Braves prospect Jose Capellan

Fully recovered from Tommy John surgery, the hardthrowing Braves righty is pitching well at Triple-A.

Originally Published: August 16, 2004
By John Sickels | Special to

Jose Capellan
Atlanta Braves
Position: RHP Height: 6-3 Weight: 180 Born: 1/13/81 Bats: Right Throws: Right

Year Team Level G GS IP H R ER HR BB SO W-L SV ERA
2001 Danville R 3 3 16.0 12 7 3 1 4 25 0-0 0 1.72
2003 GCL Braves R 5 5 17.0 18 7 5 0 8 17 0-1 0 2.65
  Rome A 14 12 47.0 43 23 20 2 19 32 1-2 0 3.80
2004 Myrtle Beach A 8 8 46.1 27 11 10 0 11 62 5-1 0 1.94
  Greenville AA 9 8 50.1 53 15 14 1 19 53 5-1 0 2.50
  Richmond AAA 3 3 19.0 15 3 3 0 5 15 2-1 0 1.42

* Did not play in 2002 due to injury.

A year ago, Jose Capellan was a relatively anonymous A-ball pitcher, recovering from a serious arm injury. Fast forward to August 2004, and he's one of the most impressive pitchers in the minor leagues. A Dominican signed in 1998, Capellan missed 2002 recovering from Tommy John surgery. But successful rehab in '03 put him in line for an outstanding 2004 campaign, emerging as the latest hot prospect from the pitching production line that is the Atlanta Braves farm system.

Scouting report
Capellan's headline pitch is an explosive fastball, which actually seems to have improved in spite (or maybe because) of his injury. Before blowing out his elbow, Capellan threw 90-93 mph, occasionally hitting 95. Now he throws 94-96 mph, and has been clocked as high as 100 mph on some guns. The pitch has both velocity and life, yet he shows the ability to throw it for strikes most of the time. Capellan has added a changeup and slider to his repertoire this year. Neither is an outstanding pitch at this point, but in combination with the heater they are effective. He's made progress refining his mechanics, although his delivery is still awkward at times, leading to occasional command problems. Although he has thrived as a starting pitcher this year, some scouts believe he will be better off in relief in the long run. He still has to prove he can hold up under a full workload as a starting pitcher.

You can't complain about Capellan's numbers in 2004. His K/IP rate has been terrific. His controlled wobbled a bit after he was promoted to Double-A, but it's been very sharp since he moved up to Triple-A Richmond this month.
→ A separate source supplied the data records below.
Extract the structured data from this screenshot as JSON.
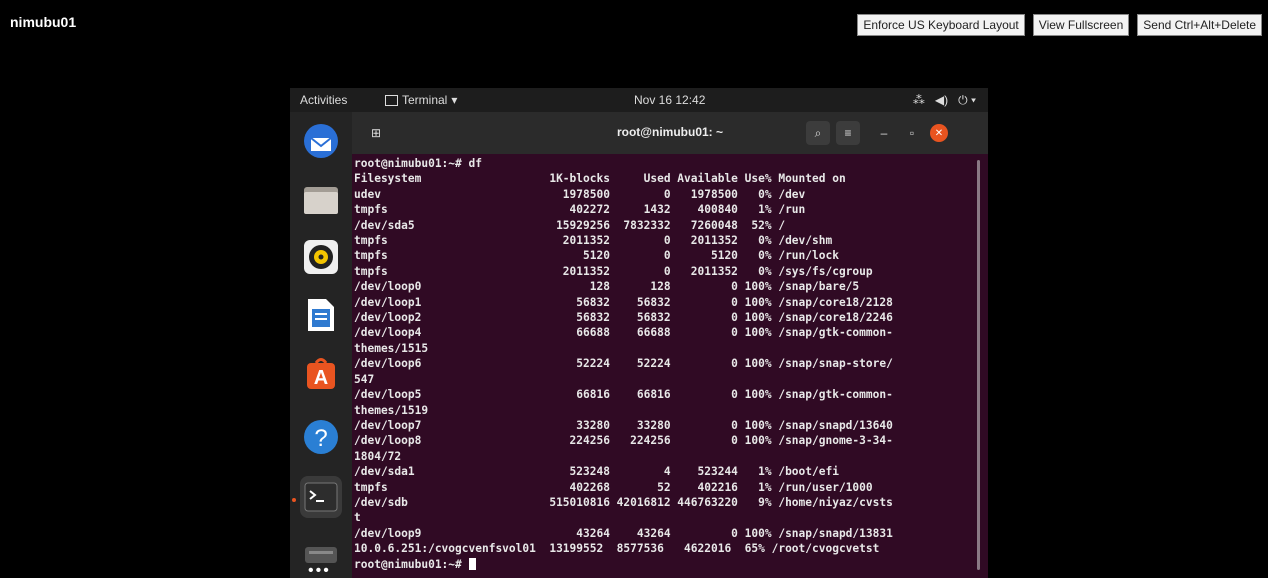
{
  "host": {
    "name": "nimubu01"
  },
  "toolbar": {
    "buttons": [
      "Enforce US Keyboard Layout",
      "View Fullscreen",
      "Send Ctrl+Alt+Delete"
    ]
  },
  "gnome": {
    "activities": "Activities",
    "app_menu": "Terminal",
    "clock": "Nov 16  12:42"
  },
  "terminal": {
    "title": "root@nimubu01: ~",
    "lines": [
      "root@nimubu01:~# df",
      "Filesystem                   1K-blocks     Used Available Use% Mounted on",
      "udev                           1978500        0   1978500   0% /dev",
      "tmpfs                           402272     1432    400840   1% /run",
      "/dev/sda5                     15929256  7832332   7260048  52% /",
      "tmpfs                          2011352        0   2011352   0% /dev/shm",
      "tmpfs                             5120        0      5120   0% /run/lock",
      "tmpfs                          2011352        0   2011352   0% /sys/fs/cgroup",
      "/dev/loop0                         128      128         0 100% /snap/bare/5",
      "/dev/loop1                       56832    56832         0 100% /snap/core18/2128",
      "/dev/loop2                       56832    56832         0 100% /snap/core18/2246",
      "/dev/loop4                       66688    66688         0 100% /snap/gtk-common-",
      "themes/1515",
      "/dev/loop6                       52224    52224         0 100% /snap/snap-store/",
      "547",
      "/dev/loop5                       66816    66816         0 100% /snap/gtk-common-",
      "themes/1519",
      "/dev/loop7                       33280    33280         0 100% /snap/snapd/13640",
      "/dev/loop8                      224256   224256         0 100% /snap/gnome-3-34-",
      "1804/72",
      "/dev/sda1                       523248        4    523244   1% /boot/efi",
      "tmpfs                           402268       52    402216   1% /run/user/1000",
      "/dev/sdb                     515010816 42016812 446763220   9% /home/niyaz/cvsts",
      "t",
      "/dev/loop9                       43264    43264         0 100% /snap/snapd/13831",
      "10.0.6.251:/cvogcvenfsvol01  13199552  8577536   4622016  65% /root/cvogcvetst"
    ],
    "prompt": "root@nimubu01:~# "
  }
}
His H/IP rate is sometimes not as good as you would expect given how hard he throws, but that statistic is prone to outside influences and luck. His home run rate is low, and overall you can't complain about a 12-3 record, 2.09 combined ERA, or a 130/35 K/BB ratio in 116 innings. The injury cost him some development time, but at 23 he's doing well in Triple-A, and that's a decent position on the age/level curve. He was particularly hot in July, posting a 1.78 ERA.

Health record
Capellan's elbow exploded in 2001, forcing Tommy John surgery and a long rehab process. He is fully recovered now, and the surgery seems to have improved his velocity, which happens more often than you might think with this procedure. At this point, I would be more worried about a shoulder injury than another elbow problem. His mechanics put some stress on his arm, and while it hasn't been a problem this year, his workload should be monitored closely. In the long run, conversion to relief should be strongly considered.

What to expect
Capellan is one of the best stories in the minors this year. Can he stay healthy long enough to refine his command and live up to his immense potential? If you have a time machine and can peek into the future, let us know. Capellan is a big wild card, who could be immensely successful, a big failure, or anything in between.

John Sickels is the author of The Baseball Prospect Book 2004, which can be ordered through his Web site, His other book, "Bob Feller: Ace of the Greatest Generation," is also out, and can be ordered through online book outlets or your local bookstore. He lives in Lawrence, Kan., with his wife, Jeri; son, Nicholas; and feline friends Toonces and Spot.